Page and application data records:
/---

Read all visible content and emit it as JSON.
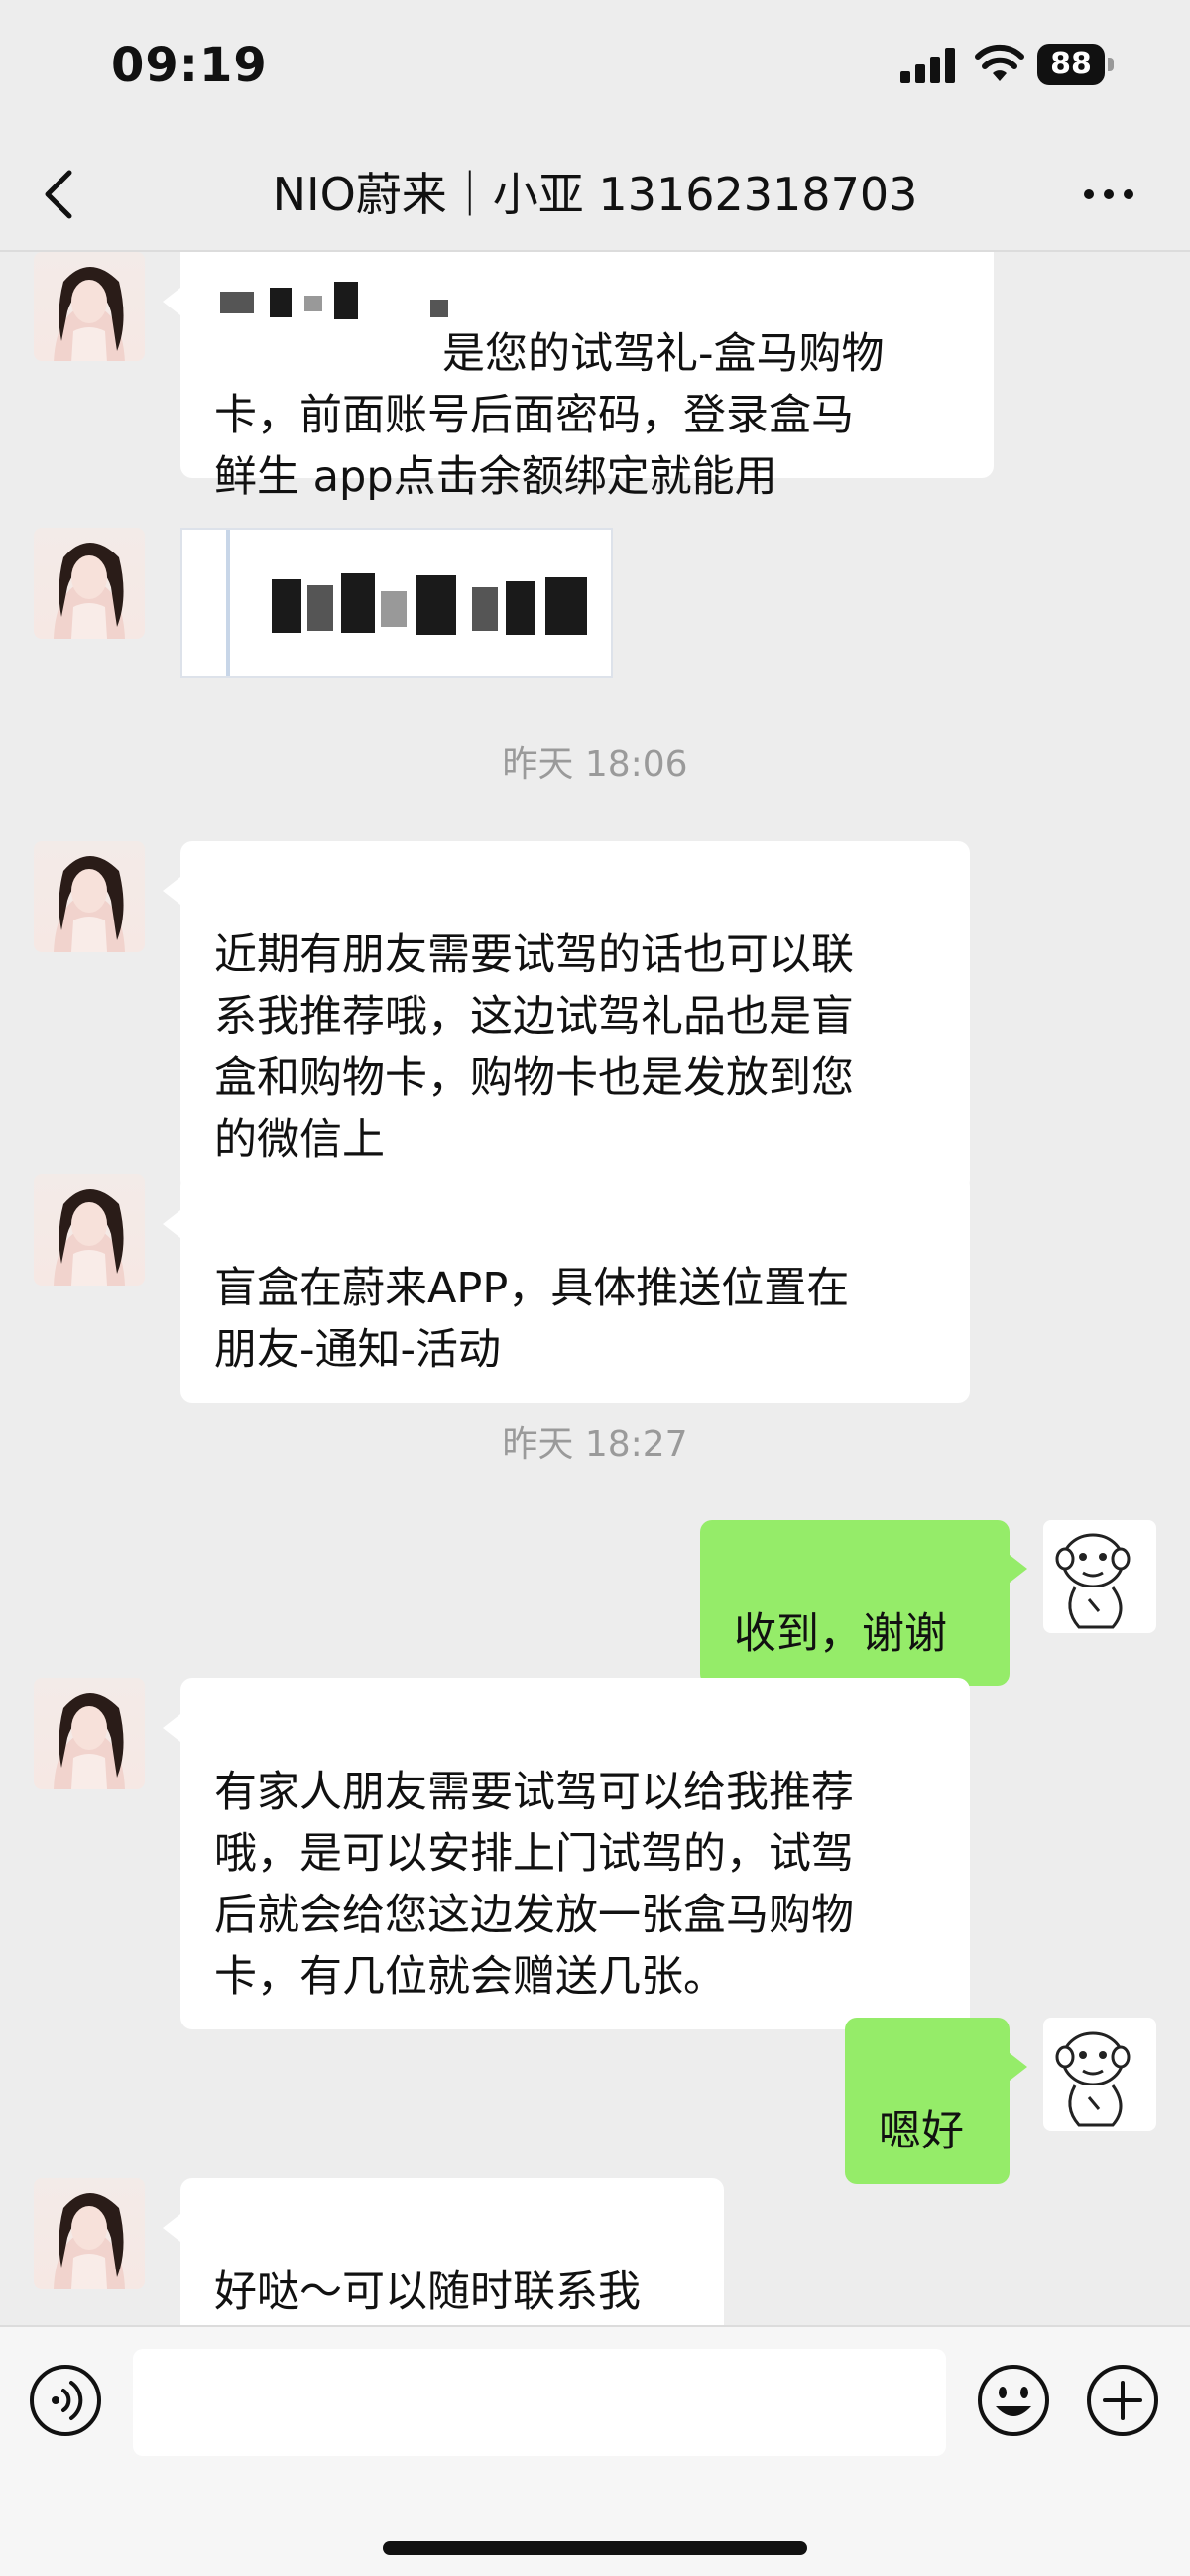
{
  "status_bar": {
    "time": "09:19",
    "battery_level": "88"
  },
  "nav": {
    "title": "NIO蔚来｜小亚 13162318703"
  },
  "messages": [
    {
      "text": "是您的试驾礼-盒马购物\n卡，前面账号后面密码，登录盒马\n鲜生 app点击余额绑定就能用"
    },
    {
      "text": "近期有朋友需要试驾的话也可以联\n系我推荐哦，这边试驾礼品也是盲\n盒和购物卡，购物卡也是发放到您\n的微信上"
    },
    {
      "text": "盲盒在蔚来APP，具体推送位置在\n朋友-通知-活动"
    },
    {
      "text": "收到，谢谢"
    },
    {
      "text": "有家人朋友需要试驾可以给我推荐\n哦，是可以安排上门试驾的，试驾\n后就会给您这边发放一张盒马购物\n卡，有几位就会赠送几张。"
    },
    {
      "text": "嗯好"
    },
    {
      "text": "好哒～可以随时联系我"
    }
  ],
  "dividers": [
    "昨天 18:06",
    "昨天 18:27"
  ],
  "input": {
    "placeholder": ""
  },
  "colors": {
    "background": "#ededed",
    "outgoing_bubble": "#95ec69",
    "incoming_bubble": "#ffffff"
  },
  "icons": [
    "signal-icon",
    "wifi-icon",
    "battery-icon",
    "back-icon",
    "more-icon",
    "voice-icon",
    "emoji-icon",
    "plus-icon"
  ]
}
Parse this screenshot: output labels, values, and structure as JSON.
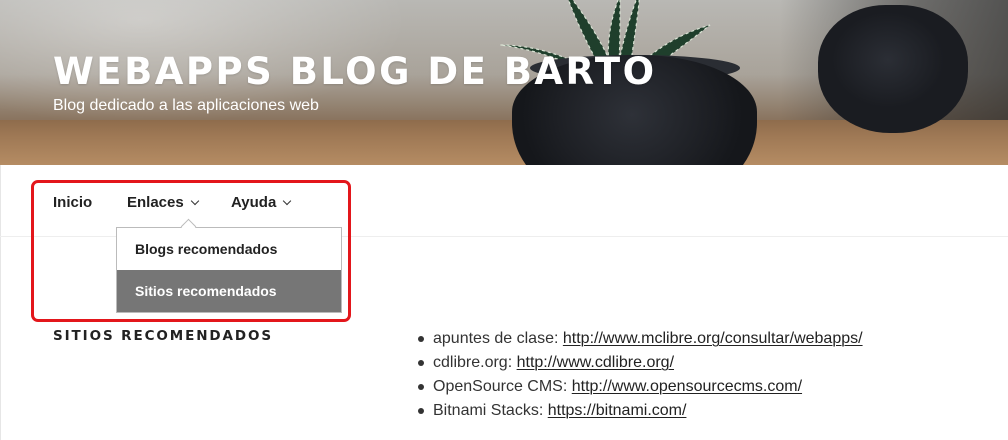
{
  "header": {
    "title": "WEBAPPS BLOG DE BARTO",
    "tagline": "Blog dedicado a las aplicaciones web"
  },
  "nav": {
    "items": [
      {
        "label": "Inicio",
        "has_submenu": false
      },
      {
        "label": "Enlaces",
        "has_submenu": true,
        "expanded": true
      },
      {
        "label": "Ayuda",
        "has_submenu": true,
        "expanded": false
      }
    ],
    "dropdown": {
      "items": [
        {
          "label": "Blogs recomendados",
          "active": false
        },
        {
          "label": "Sitios recomendados",
          "active": true
        }
      ]
    }
  },
  "colors": {
    "annotation_border": "#e3161b",
    "dropdown_active_bg": "#767676",
    "text": "#222222"
  },
  "content": {
    "section_title": "SITIOS RECOMENDADOS",
    "links": [
      {
        "name": "apuntes de clase:",
        "url": "http://www.mclibre.org/consultar/webapps/"
      },
      {
        "name": "cdlibre.org:",
        "url": "http://www.cdlibre.org/"
      },
      {
        "name": "OpenSource CMS:",
        "url": "http://www.opensourcecms.com/"
      },
      {
        "name": "Bitnami Stacks:",
        "url": "https://bitnami.com/"
      }
    ]
  }
}
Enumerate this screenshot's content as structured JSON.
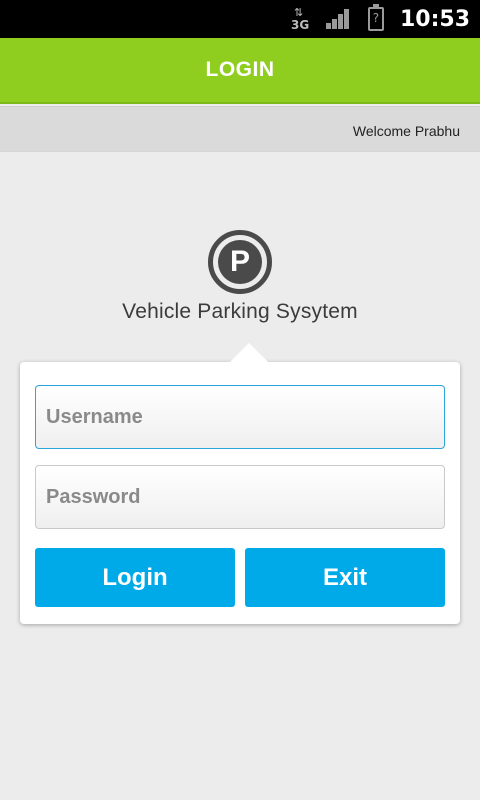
{
  "status_bar": {
    "network": "3G",
    "battery": "?",
    "time": "10:53"
  },
  "header": {
    "title": "LOGIN",
    "color": "#8fce1e"
  },
  "welcome": {
    "text": "Welcome Prabhu"
  },
  "logo": {
    "letter": "P",
    "icon": "parking-icon"
  },
  "app_name": "Vehicle Parking Sysytem",
  "form": {
    "username": {
      "value": "",
      "placeholder": "Username"
    },
    "password": {
      "value": "",
      "placeholder": "Password"
    },
    "login_label": "Login",
    "exit_label": "Exit",
    "button_color": "#00a9e8"
  }
}
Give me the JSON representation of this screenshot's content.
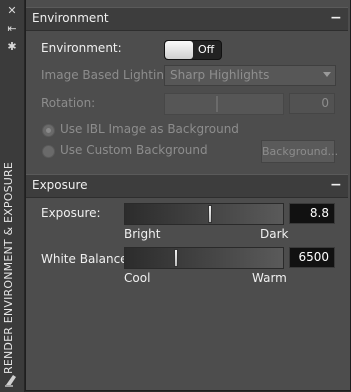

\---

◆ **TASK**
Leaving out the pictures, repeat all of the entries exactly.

◆ **FINISHED EXERCISE**
Read all visible content and emit it as JSON.
{
  "status_bar": {
    "time": "09:19",
    "battery_level": "88"
  },
  "nav": {
    "title": "NIO蔚来｜小亚 13162318703"
  },
  "messages": [
    {
      "text": "是您的试驾礼-盒马购物\n卡，前面账号后面密码，登录盒马\n鲜生 app点击余额绑定就能用"
    },
    {
      "text": "近期有朋友需要试驾的话也可以联\n系我推荐哦，这边试驾礼品也是盲\n盒和购物卡，购物卡也是发放到您\n的微信上"
    },
    {
      "text": "盲盒在蔚来APP，具体推送位置在\n朋友-通知-活动"
    },
    {
      "text": "收到，谢谢"
    },
    {
      "text": "有家人朋友需要试驾可以给我推荐\n哦，是可以安排上门试驾的，试驾\n后就会给您这边发放一张盒马购物\n卡，有几位就会赠送几张。"
    },
    {
      "text": "嗯好"
    },
    {
      "text": "好哒～可以随时联系我"
    }
  ],
  "dividers": [
    "昨天 18:06",
    "昨天 18:27"
  ],
  "input": {
    "placeholder": ""
  },
  "colors": {
    "background": "#ededed",
    "outgoing_bubble": "#95ec69",
    "incoming_bubble": "#ffffff"
  },
  "icons": [
    "signal-icon",
    "wifi-icon",
    "battery-icon",
    "back-icon",
    "more-icon",
    "voice-icon",
    "emoji-icon",
    "plus-icon"
  ]
}
Parse this screenshot: output labels, values, and structure as JSON.
{
  "header": {
    "title": "WEBAPPS BLOG DE BARTO",
    "tagline": "Blog dedicado a las aplicaciones web"
  },
  "nav": {
    "items": [
      {
        "label": "Inicio",
        "has_submenu": false
      },
      {
        "label": "Enlaces",
        "has_submenu": true,
        "expanded": true
      },
      {
        "label": "Ayuda",
        "has_submenu": true,
        "expanded": false
      }
    ],
    "dropdown": {
      "items": [
        {
          "label": "Blogs recomendados",
          "active": false
        },
        {
          "label": "Sitios recomendados",
          "active": true
        }
      ]
    }
  },
  "colors": {
    "annotation_border": "#e3161b",
    "dropdown_active_bg": "#767676",
    "text": "#222222"
  },
  "content": {
    "section_title": "SITIOS RECOMENDADOS",
    "links": [
      {
        "name": "apuntes de clase:",
        "url": "http://www.mclibre.org/consultar/webapps/"
      },
      {
        "name": "cdlibre.org:",
        "url": "http://www.cdlibre.org/"
      },
      {
        "name": "OpenSource CMS:",
        "url": "http://www.opensourcecms.com/"
      },
      {
        "name": "Bitnami Stacks:",
        "url": "https://bitnami.com/"
      }
    ]
  }
}
Enumerate this screenshot's content as structured JSON.
{
  "status_bar": {
    "network": "3G",
    "battery": "?",
    "time": "10:53"
  },
  "header": {
    "title": "LOGIN",
    "color": "#8fce1e"
  },
  "welcome": {
    "text": "Welcome Prabhu"
  },
  "logo": {
    "letter": "P",
    "icon": "parking-icon"
  },
  "app_name": "Vehicle Parking Sysytem",
  "form": {
    "username": {
      "value": "",
      "placeholder": "Username"
    },
    "password": {
      "value": "",
      "placeholder": "Password"
    },
    "login_label": "Login",
    "exit_label": "Exit",
    "button_color": "#00a9e8"
  }
}
Give me the JSON representation of this screenshot's content.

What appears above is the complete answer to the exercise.